- [What you should do]: The full set of records must be set down verbatim.

- [Provided data]:
_ _ _

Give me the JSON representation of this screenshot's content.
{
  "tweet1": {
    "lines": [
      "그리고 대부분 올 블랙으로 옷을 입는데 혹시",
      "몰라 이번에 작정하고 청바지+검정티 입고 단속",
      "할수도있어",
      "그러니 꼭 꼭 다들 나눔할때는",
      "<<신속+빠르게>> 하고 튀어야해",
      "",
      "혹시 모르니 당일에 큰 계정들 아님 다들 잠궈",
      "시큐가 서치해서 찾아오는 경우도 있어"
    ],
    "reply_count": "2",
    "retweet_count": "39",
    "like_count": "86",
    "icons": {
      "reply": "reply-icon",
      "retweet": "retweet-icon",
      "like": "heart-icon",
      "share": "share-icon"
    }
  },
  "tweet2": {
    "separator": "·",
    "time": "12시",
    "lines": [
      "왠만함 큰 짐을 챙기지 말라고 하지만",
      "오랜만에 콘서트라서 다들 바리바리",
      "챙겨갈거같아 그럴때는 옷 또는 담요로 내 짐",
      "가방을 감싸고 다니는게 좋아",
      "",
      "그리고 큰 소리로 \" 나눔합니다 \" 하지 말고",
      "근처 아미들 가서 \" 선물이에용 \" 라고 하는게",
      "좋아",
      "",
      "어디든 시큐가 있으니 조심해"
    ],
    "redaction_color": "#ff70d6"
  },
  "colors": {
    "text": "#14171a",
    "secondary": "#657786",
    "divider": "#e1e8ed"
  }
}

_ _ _

- [Exercise result]:
Give me the JSON representation of this screenshot's content.
{
  "tweet1": {
    "lines": [
      "그리고 대부분 올 블랙으로 옷을 입는데 혹시",
      "몰라 이번에 작정하고 청바지+검정티 입고 단속",
      "할수도있어",
      "그러니 꼭 꼭 다들 나눔할때는",
      "<<신속+빠르게>> 하고 튀어야해",
      "",
      "혹시 모르니 당일에 큰 계정들 아님 다들 잠궈",
      "시큐가 서치해서 찾아오는 경우도 있어"
    ],
    "reply_count": "2",
    "retweet_count": "39",
    "like_count": "86",
    "icons": {
      "reply": "reply-icon",
      "retweet": "retweet-icon",
      "like": "heart-icon",
      "share": "share-icon"
    }
  },
  "tweet2": {
    "separator": "·",
    "time": "12시",
    "lines": [
      "왠만함 큰 짐을 챙기지 말라고 하지만",
      "오랜만에 콘서트라서 다들 바리바리",
      "챙겨갈거같아 그럴때는 옷 또는 담요로 내 짐",
      "가방을 감싸고 다니는게 좋아",
      "",
      "그리고 큰 소리로 \" 나눔합니다 \" 하지 말고",
      "근처 아미들 가서 \" 선물이에용 \" 라고 하는게",
      "좋아",
      "",
      "어디든 시큐가 있으니 조심해"
    ],
    "redaction_color": "#ff70d6"
  },
  "colors": {
    "text": "#14171a",
    "secondary": "#657786",
    "divider": "#e1e8ed"
  }
}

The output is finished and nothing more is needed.